A number of different illnesses qualify for medical marijuana use under Proposition 215, including anorexia, cancer, migraines, chronic pain, HIV, glaucoma, persistent muscle spasms, and any debilitating illness for which a licensed physician, osteopath, or surgeon has deemed marijuana use appropriate. (Chiropractors, herbal therapists, and other practitioners do not qualify as physicians for medical marijuana purposes.)
There are currently no possession limits and no home cultivation limits for medical marijuana under state law. Nevertheless, there have been many raids and arrests of legal patients in California, when neighbors complain or police feel that the amounts grown are excessive or medical recommendations are dubious.
Changes in the Medical Marijuana Marketplace under MMRSA
The new act means that California will be moving away from a grey-area, unregulated marijuana marketplace to a regime regulated by state law. For the federal Department of Justice to disengage from prosecution of cannabis production, distribution, and sales in California, stringent regulations will need to be adopted by the State.
MMRSA is a package of 3 different bills regulating the medical cannabis industry: AB 266, AB 243, and SB 643. The Act creates a new state agency within the Department of Consumer Affairs — the Bureau of Medical Marijuana Regulation — with the purpose of developing licensing procedures and rules for authorized dispensaries of medical cannabis. Dispensaries must be in compliance with local guidelines to receive a state license, and new regulations will not prohibit local sales tax on marijuana sales where it already exist, or override municipal moratoriums.
The medical marijuana economy in California currently consists of nonprofit cooperatives and nonprofit mutual benefit corporations.
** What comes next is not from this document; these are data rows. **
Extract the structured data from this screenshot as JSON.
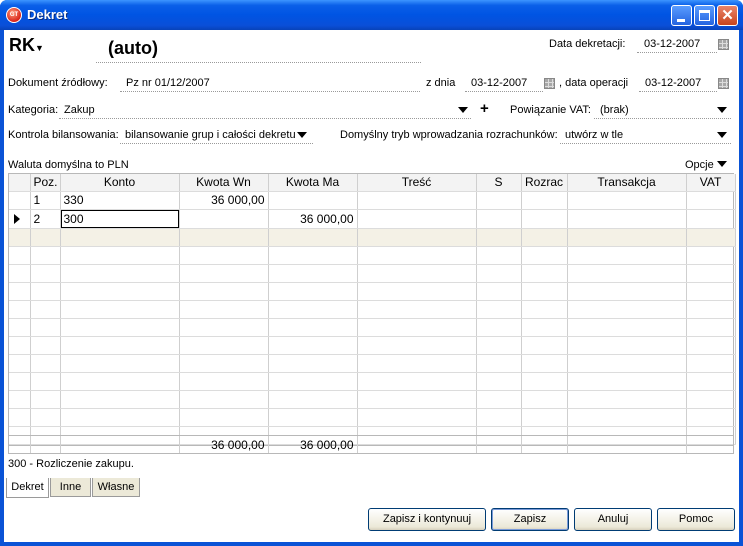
{
  "window": {
    "title": "Dekret",
    "icon": "app-logo-icon",
    "icon_text": "GT"
  },
  "header": {
    "journal": "RK",
    "document_number": "(auto)",
    "date_label": "Data dekretacji:",
    "date_value": "03-12-2007"
  },
  "source_doc": {
    "label": "Dokument źródłowy:",
    "value": "Pz nr 01/12/2007",
    "from_date_label": "z dnia",
    "from_date_value": "03-12-2007",
    "operation_label": ", data operacji",
    "operation_value": "03-12-2007"
  },
  "category": {
    "label": "Kategoria:",
    "value": "Zakup",
    "plus": "+",
    "vat_label": "Powiązanie VAT:",
    "vat_value": "(brak)"
  },
  "balance": {
    "label": "Kontrola bilansowania:",
    "value": "bilansowanie grup i całości dekretu",
    "settle_label": "Domyślny tryb wprowadzania rozrachunków:",
    "settle_value": "utwórz w tle"
  },
  "currency_link": "Waluta domyślna to PLN",
  "options_label": "Opcje",
  "grid": {
    "columns": [
      "Poz.",
      "Konto",
      "Kwota Wn",
      "Kwota Ma",
      "Treść",
      "S",
      "Rozrac",
      "Transakcja",
      "VAT"
    ],
    "rows": [
      {
        "poz": "1",
        "konto": "330",
        "wn": "36 000,00",
        "ma": ""
      },
      {
        "poz": "2",
        "konto": "300",
        "wn": "",
        "ma": "36 000,00"
      }
    ],
    "totals": {
      "wn": "36 000,00",
      "ma": "36 000,00"
    }
  },
  "status_text": "300 - Rozliczenie zakupu.",
  "tabs": [
    "Dekret",
    "Inne",
    "Własne"
  ],
  "buttons": {
    "save_continue": "Zapisz i kontynuuj",
    "save": "Zapisz",
    "cancel": "Anuluj",
    "help": "Pomoc"
  },
  "colors": {
    "titlebar": "#0054e3",
    "zebra": "#f4f1e6",
    "close_button": "#c8441d"
  }
}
Under AB 266, for-profit businesses will be able to obtain state operational medical marijuana licenses.
The Act provides for 17 different types of medical marijuana operations licenses, and with only one exception, prohibits vertical integration (combining production stages normally handled by separate companies within one company). Growers will be limited to 4 cultivated acres of marijuana each, regardless of the combination of licenses they hold.
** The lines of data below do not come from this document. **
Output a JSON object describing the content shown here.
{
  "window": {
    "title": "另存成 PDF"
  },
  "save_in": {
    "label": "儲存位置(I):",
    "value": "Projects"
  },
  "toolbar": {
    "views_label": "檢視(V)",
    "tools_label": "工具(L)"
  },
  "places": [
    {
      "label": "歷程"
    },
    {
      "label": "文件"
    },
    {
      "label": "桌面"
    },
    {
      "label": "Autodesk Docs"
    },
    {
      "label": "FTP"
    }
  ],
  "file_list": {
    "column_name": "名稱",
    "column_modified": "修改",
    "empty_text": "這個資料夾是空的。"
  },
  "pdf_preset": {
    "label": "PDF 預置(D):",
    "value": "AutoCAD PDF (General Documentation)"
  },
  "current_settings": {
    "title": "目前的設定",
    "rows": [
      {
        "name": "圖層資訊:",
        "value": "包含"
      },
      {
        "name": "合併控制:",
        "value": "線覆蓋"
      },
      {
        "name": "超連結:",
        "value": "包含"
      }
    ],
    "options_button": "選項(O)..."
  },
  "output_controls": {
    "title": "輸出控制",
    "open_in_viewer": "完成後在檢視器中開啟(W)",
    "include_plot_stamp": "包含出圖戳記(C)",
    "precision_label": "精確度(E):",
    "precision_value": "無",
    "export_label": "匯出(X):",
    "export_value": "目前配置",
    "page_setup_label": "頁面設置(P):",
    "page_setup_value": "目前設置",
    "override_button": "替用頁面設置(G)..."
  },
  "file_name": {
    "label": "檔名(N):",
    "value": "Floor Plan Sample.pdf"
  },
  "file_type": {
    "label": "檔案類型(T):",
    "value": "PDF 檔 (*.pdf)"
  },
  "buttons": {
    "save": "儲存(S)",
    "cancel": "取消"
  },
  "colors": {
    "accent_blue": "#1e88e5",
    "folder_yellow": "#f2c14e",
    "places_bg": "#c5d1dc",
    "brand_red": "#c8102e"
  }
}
Los Angeles Medical Marijuana Attorney
At the Law Offices of Omar Gastelum & Associates, PLC, our criminal defense lawyers represent people facing drug charges in the Los Angeles area. If you are a medical marijuana patient arrested or charged with possession or cultivation, contact our office as soon as possible. A drug crime conviction on your record could have a negative impact on your future, and our medical marijuana attorneys can help.
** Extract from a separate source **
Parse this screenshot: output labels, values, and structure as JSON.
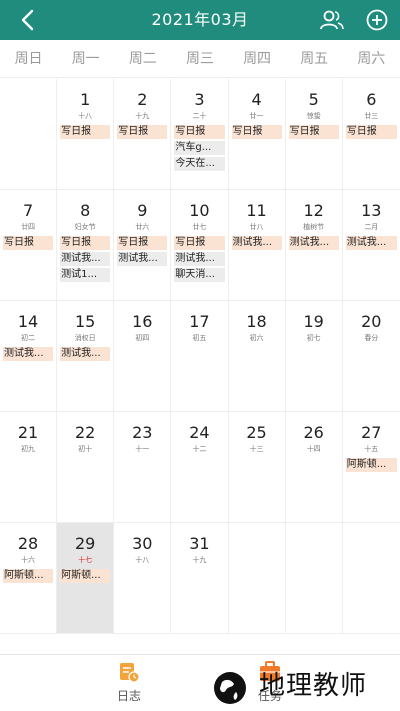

We are an established criminal defense firm with many years of experience, and our medical marijuana attorneys know the law! The criminal defense lawyers with our firm are proven advocates who will work hard and fight aggressively to protect your rights and interests.
- CA Dept of Public Health: Proposition 215